YOUR TASK
Could you output the listing that follows exactly, without its images?

DATA FOR THE TASK

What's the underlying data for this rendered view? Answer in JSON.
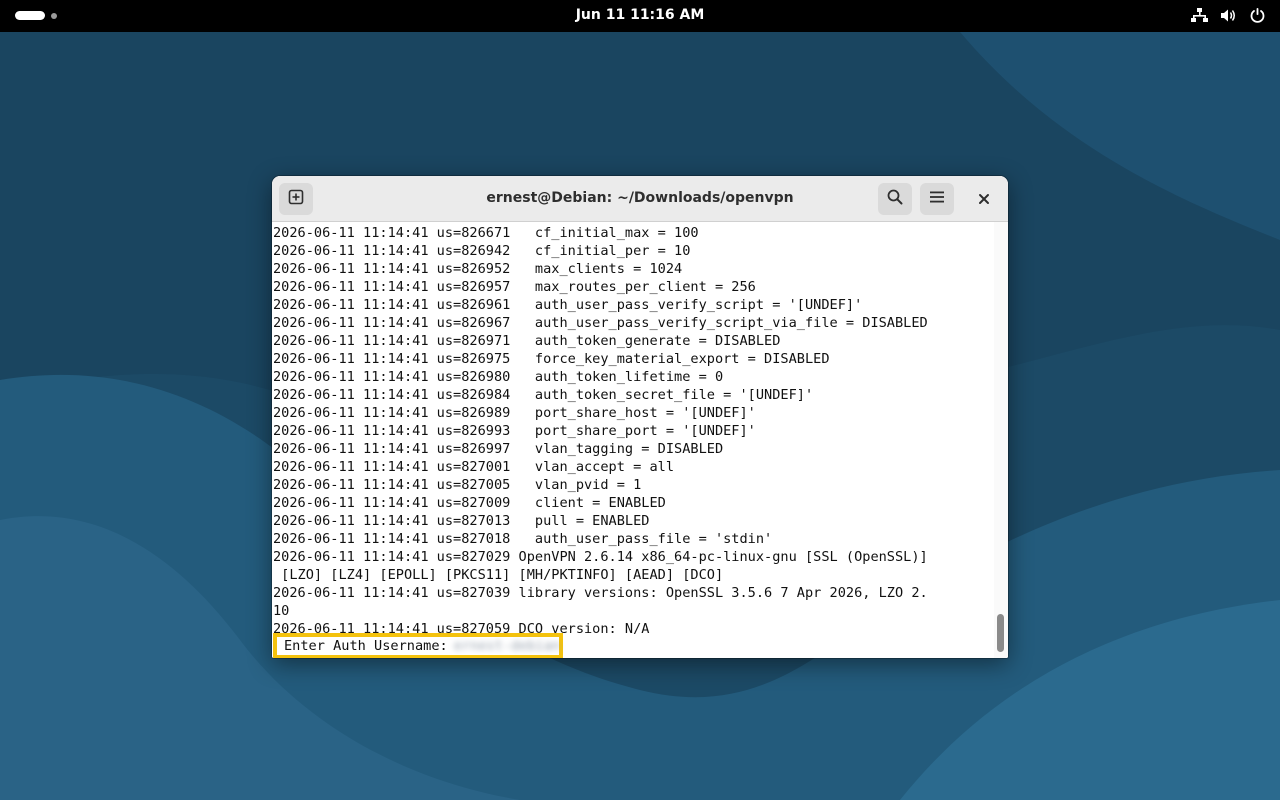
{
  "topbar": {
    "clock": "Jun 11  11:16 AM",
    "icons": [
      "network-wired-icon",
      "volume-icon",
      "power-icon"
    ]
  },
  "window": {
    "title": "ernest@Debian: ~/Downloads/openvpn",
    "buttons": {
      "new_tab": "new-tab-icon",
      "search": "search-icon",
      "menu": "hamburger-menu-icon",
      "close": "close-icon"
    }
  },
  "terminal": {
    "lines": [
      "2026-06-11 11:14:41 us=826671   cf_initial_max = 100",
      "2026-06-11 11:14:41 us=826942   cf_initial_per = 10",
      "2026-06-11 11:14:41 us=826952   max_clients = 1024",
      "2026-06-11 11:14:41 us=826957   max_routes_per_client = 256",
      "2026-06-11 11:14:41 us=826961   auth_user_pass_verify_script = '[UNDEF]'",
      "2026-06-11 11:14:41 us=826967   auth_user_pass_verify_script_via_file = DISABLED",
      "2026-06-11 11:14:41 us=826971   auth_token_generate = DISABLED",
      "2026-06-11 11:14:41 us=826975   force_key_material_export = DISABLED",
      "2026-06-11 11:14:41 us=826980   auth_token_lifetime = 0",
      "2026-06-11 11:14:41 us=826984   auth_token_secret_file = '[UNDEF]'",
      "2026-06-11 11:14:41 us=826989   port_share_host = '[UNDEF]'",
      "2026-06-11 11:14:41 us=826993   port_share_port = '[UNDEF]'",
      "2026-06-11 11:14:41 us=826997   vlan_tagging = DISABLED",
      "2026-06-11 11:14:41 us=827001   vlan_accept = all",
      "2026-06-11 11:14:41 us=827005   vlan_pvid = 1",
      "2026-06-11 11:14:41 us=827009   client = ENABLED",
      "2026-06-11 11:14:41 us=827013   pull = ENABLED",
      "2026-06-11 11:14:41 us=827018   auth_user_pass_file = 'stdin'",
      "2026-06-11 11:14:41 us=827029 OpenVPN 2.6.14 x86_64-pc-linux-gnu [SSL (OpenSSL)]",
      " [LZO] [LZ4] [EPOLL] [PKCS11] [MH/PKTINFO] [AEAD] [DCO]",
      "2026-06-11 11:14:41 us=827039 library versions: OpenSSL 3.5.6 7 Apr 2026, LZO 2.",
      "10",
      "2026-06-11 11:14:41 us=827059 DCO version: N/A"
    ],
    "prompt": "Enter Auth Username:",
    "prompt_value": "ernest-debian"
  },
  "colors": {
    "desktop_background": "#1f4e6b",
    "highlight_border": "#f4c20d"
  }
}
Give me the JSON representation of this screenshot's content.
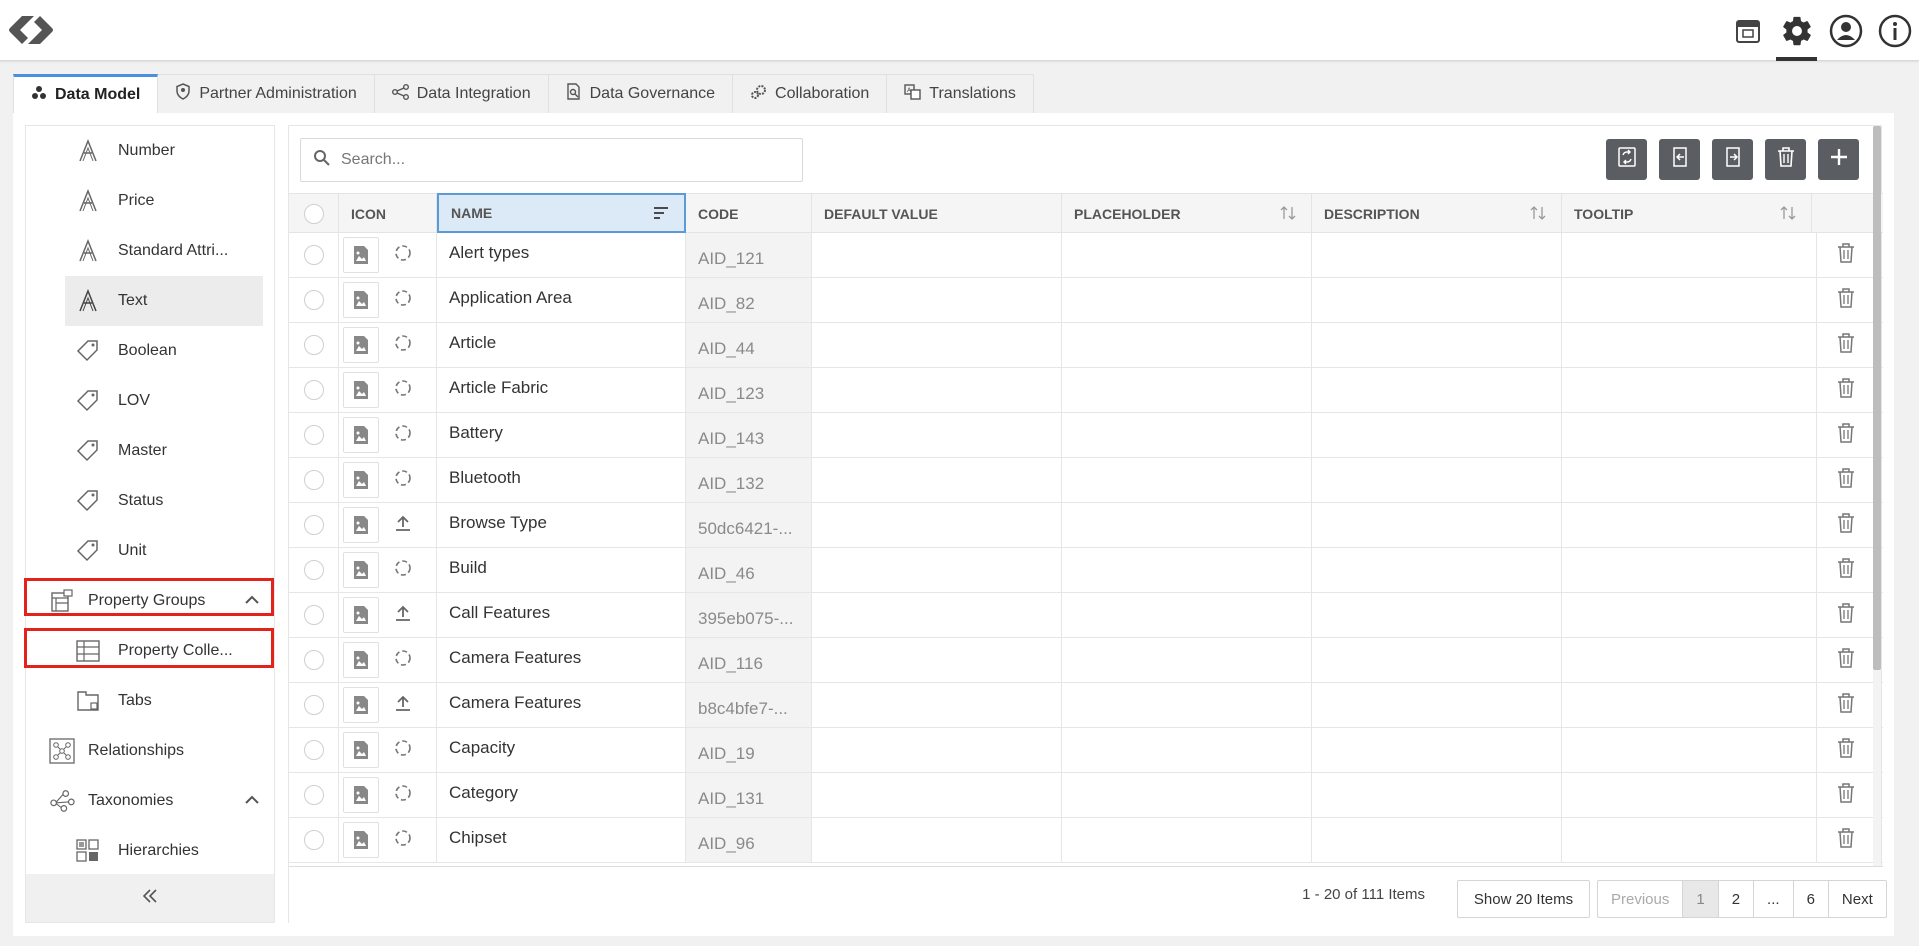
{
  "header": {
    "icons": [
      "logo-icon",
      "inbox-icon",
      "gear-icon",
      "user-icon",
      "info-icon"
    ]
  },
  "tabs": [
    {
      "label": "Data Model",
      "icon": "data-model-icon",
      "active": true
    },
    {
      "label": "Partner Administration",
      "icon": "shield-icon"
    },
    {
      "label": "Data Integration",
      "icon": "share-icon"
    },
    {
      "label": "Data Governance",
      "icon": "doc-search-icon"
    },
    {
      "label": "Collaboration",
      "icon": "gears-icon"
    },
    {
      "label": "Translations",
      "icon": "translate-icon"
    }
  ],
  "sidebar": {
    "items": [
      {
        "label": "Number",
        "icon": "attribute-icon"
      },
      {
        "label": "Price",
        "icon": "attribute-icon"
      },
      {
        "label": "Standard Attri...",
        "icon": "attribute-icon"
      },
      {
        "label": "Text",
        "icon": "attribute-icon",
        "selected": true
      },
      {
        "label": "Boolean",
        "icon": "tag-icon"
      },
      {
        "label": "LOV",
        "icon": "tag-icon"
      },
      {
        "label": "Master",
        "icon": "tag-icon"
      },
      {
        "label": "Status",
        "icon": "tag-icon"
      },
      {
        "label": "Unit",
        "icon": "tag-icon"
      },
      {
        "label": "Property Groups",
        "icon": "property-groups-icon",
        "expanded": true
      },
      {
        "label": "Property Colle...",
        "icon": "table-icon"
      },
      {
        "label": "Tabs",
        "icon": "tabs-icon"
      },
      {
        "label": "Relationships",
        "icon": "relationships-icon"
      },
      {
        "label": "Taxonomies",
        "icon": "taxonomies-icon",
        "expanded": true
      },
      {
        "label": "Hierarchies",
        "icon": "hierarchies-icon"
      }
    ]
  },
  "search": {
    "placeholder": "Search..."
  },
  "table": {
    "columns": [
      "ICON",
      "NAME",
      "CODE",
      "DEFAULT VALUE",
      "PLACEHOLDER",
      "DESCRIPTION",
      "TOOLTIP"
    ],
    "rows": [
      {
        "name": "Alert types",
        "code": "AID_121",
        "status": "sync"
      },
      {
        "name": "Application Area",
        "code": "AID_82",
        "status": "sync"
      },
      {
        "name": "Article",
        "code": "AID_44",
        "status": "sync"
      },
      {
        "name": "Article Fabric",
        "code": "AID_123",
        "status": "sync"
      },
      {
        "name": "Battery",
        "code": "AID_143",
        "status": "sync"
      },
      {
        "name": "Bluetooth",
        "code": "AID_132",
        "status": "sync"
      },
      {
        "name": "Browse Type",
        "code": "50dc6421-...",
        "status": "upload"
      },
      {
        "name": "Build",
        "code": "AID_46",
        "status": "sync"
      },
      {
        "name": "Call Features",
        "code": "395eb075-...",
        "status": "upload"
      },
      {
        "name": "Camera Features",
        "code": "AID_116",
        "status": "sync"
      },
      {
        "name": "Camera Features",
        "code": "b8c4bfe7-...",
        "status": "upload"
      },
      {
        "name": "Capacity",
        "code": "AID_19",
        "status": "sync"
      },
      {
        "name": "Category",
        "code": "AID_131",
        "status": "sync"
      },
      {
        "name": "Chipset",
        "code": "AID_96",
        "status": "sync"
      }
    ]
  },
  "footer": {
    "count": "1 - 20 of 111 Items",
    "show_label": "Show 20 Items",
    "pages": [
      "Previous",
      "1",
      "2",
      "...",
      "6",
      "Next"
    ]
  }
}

TASK RESPONSE
What's the underlying data for this rendered view? Answer in JSON.
{
  "topbar": {
    "clock": "Jun 11  11:16 AM",
    "icons": [
      "network-wired-icon",
      "volume-icon",
      "power-icon"
    ]
  },
  "window": {
    "title": "ernest@Debian: ~/Downloads/openvpn",
    "buttons": {
      "new_tab": "new-tab-icon",
      "search": "search-icon",
      "menu": "hamburger-menu-icon",
      "close": "close-icon"
    }
  },
  "terminal": {
    "lines": [
      "2026-06-11 11:14:41 us=826671   cf_initial_max = 100",
      "2026-06-11 11:14:41 us=826942   cf_initial_per = 10",
      "2026-06-11 11:14:41 us=826952   max_clients = 1024",
      "2026-06-11 11:14:41 us=826957   max_routes_per_client = 256",
      "2026-06-11 11:14:41 us=826961   auth_user_pass_verify_script = '[UNDEF]'",
      "2026-06-11 11:14:41 us=826967   auth_user_pass_verify_script_via_file = DISABLED",
      "2026-06-11 11:14:41 us=826971   auth_token_generate = DISABLED",
      "2026-06-11 11:14:41 us=826975   force_key_material_export = DISABLED",
      "2026-06-11 11:14:41 us=826980   auth_token_lifetime = 0",
      "2026-06-11 11:14:41 us=826984   auth_token_secret_file = '[UNDEF]'",
      "2026-06-11 11:14:41 us=826989   port_share_host = '[UNDEF]'",
      "2026-06-11 11:14:41 us=826993   port_share_port = '[UNDEF]'",
      "2026-06-11 11:14:41 us=826997   vlan_tagging = DISABLED",
      "2026-06-11 11:14:41 us=827001   vlan_accept = all",
      "2026-06-11 11:14:41 us=827005   vlan_pvid = 1",
      "2026-06-11 11:14:41 us=827009   client = ENABLED",
      "2026-06-11 11:14:41 us=827013   pull = ENABLED",
      "2026-06-11 11:14:41 us=827018   auth_user_pass_file = 'stdin'",
      "2026-06-11 11:14:41 us=827029 OpenVPN 2.6.14 x86_64-pc-linux-gnu [SSL (OpenSSL)]",
      " [LZO] [LZ4] [EPOLL] [PKCS11] [MH/PKTINFO] [AEAD] [DCO]",
      "2026-06-11 11:14:41 us=827039 library versions: OpenSSL 3.5.6 7 Apr 2026, LZO 2.",
      "10",
      "2026-06-11 11:14:41 us=827059 DCO version: N/A"
    ],
    "prompt": "Enter Auth Username:",
    "prompt_value": "ernest-debian"
  },
  "colors": {
    "desktop_background": "#1f4e6b",
    "highlight_border": "#f4c20d"
  }
}
Give me the JSON representation of this screenshot's content.
{
  "header": {
    "icons": [
      "logo-icon",
      "inbox-icon",
      "gear-icon",
      "user-icon",
      "info-icon"
    ]
  },
  "tabs": [
    {
      "label": "Data Model",
      "icon": "data-model-icon",
      "active": true
    },
    {
      "label": "Partner Administration",
      "icon": "shield-icon"
    },
    {
      "label": "Data Integration",
      "icon": "share-icon"
    },
    {
      "label": "Data Governance",
      "icon": "doc-search-icon"
    },
    {
      "label": "Collaboration",
      "icon": "gears-icon"
    },
    {
      "label": "Translations",
      "icon": "translate-icon"
    }
  ],
  "sidebar": {
    "items": [
      {
        "label": "Number",
        "icon": "attribute-icon"
      },
      {
        "label": "Price",
        "icon": "attribute-icon"
      },
      {
        "label": "Standard Attri...",
        "icon": "attribute-icon"
      },
      {
        "label": "Text",
        "icon": "attribute-icon",
        "selected": true
      },
      {
        "label": "Boolean",
        "icon": "tag-icon"
      },
      {
        "label": "LOV",
        "icon": "tag-icon"
      },
      {
        "label": "Master",
        "icon": "tag-icon"
      },
      {
        "label": "Status",
        "icon": "tag-icon"
      },
      {
        "label": "Unit",
        "icon": "tag-icon"
      },
      {
        "label": "Property Groups",
        "icon": "property-groups-icon",
        "expanded": true
      },
      {
        "label": "Property Colle...",
        "icon": "table-icon"
      },
      {
        "label": "Tabs",
        "icon": "tabs-icon"
      },
      {
        "label": "Relationships",
        "icon": "relationships-icon"
      },
      {
        "label": "Taxonomies",
        "icon": "taxonomies-icon",
        "expanded": true
      },
      {
        "label": "Hierarchies",
        "icon": "hierarchies-icon"
      }
    ]
  },
  "search": {
    "placeholder": "Search..."
  },
  "table": {
    "columns": [
      "ICON",
      "NAME",
      "CODE",
      "DEFAULT VALUE",
      "PLACEHOLDER",
      "DESCRIPTION",
      "TOOLTIP"
    ],
    "rows": [
      {
        "name": "Alert types",
        "code": "AID_121",
        "status": "sync"
      },
      {
        "name": "Application Area",
        "code": "AID_82",
        "status": "sync"
      },
      {
        "name": "Article",
        "code": "AID_44",
        "status": "sync"
      },
      {
        "name": "Article Fabric",
        "code": "AID_123",
        "status": "sync"
      },
      {
        "name": "Battery",
        "code": "AID_143",
        "status": "sync"
      },
      {
        "name": "Bluetooth",
        "code": "AID_132",
        "status": "sync"
      },
      {
        "name": "Browse Type",
        "code": "50dc6421-...",
        "status": "upload"
      },
      {
        "name": "Build",
        "code": "AID_46",
        "status": "sync"
      },
      {
        "name": "Call Features",
        "code": "395eb075-...",
        "status": "upload"
      },
      {
        "name": "Camera Features",
        "code": "AID_116",
        "status": "sync"
      },
      {
        "name": "Camera Features",
        "code": "b8c4bfe7-...",
        "status": "upload"
      },
      {
        "name": "Capacity",
        "code": "AID_19",
        "status": "sync"
      },
      {
        "name": "Category",
        "code": "AID_131",
        "status": "sync"
      },
      {
        "name": "Chipset",
        "code": "AID_96",
        "status": "sync"
      }
    ]
  },
  "footer": {
    "count": "1 - 20 of 111 Items",
    "show_label": "Show 20 Items",
    "pages": [
      "Previous",
      "1",
      "2",
      "...",
      "6",
      "Next"
    ]
  }
}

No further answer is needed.